* **Goal of the exercise**
Search for the word "icon" in the entries. Each line that holds it should be copied.

***** Extracted records

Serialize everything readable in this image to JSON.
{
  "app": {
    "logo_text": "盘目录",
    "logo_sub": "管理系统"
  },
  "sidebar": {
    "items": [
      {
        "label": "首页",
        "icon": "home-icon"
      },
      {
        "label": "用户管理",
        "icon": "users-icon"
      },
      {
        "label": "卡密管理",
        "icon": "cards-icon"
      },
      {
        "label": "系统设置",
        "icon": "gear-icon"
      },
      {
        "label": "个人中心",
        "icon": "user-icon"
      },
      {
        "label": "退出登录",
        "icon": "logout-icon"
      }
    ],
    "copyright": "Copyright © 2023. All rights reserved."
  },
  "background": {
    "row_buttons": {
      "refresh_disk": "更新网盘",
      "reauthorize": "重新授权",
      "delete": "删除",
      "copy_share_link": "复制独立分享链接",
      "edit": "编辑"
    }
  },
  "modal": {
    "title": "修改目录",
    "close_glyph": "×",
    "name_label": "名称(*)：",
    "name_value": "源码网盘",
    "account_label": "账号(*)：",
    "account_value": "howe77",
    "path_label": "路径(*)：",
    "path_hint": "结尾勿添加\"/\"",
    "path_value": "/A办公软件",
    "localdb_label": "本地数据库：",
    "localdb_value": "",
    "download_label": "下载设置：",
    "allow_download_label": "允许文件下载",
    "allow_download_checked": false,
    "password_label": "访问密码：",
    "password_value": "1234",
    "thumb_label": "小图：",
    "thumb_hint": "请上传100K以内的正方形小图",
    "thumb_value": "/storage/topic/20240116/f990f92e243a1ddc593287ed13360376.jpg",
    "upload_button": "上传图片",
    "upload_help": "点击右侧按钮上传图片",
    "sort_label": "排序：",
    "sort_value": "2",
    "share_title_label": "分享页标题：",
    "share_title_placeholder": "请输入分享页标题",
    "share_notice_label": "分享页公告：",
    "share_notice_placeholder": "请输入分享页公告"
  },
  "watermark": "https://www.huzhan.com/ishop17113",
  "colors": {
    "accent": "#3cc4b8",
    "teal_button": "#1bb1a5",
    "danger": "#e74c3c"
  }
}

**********

* **Response below**
        "icon": "home-icon"
        "icon": "users-icon"
        "icon": "cards-icon"
        "icon": "gear-icon"
        "icon": "user-icon"
        "icon": "logout-icon"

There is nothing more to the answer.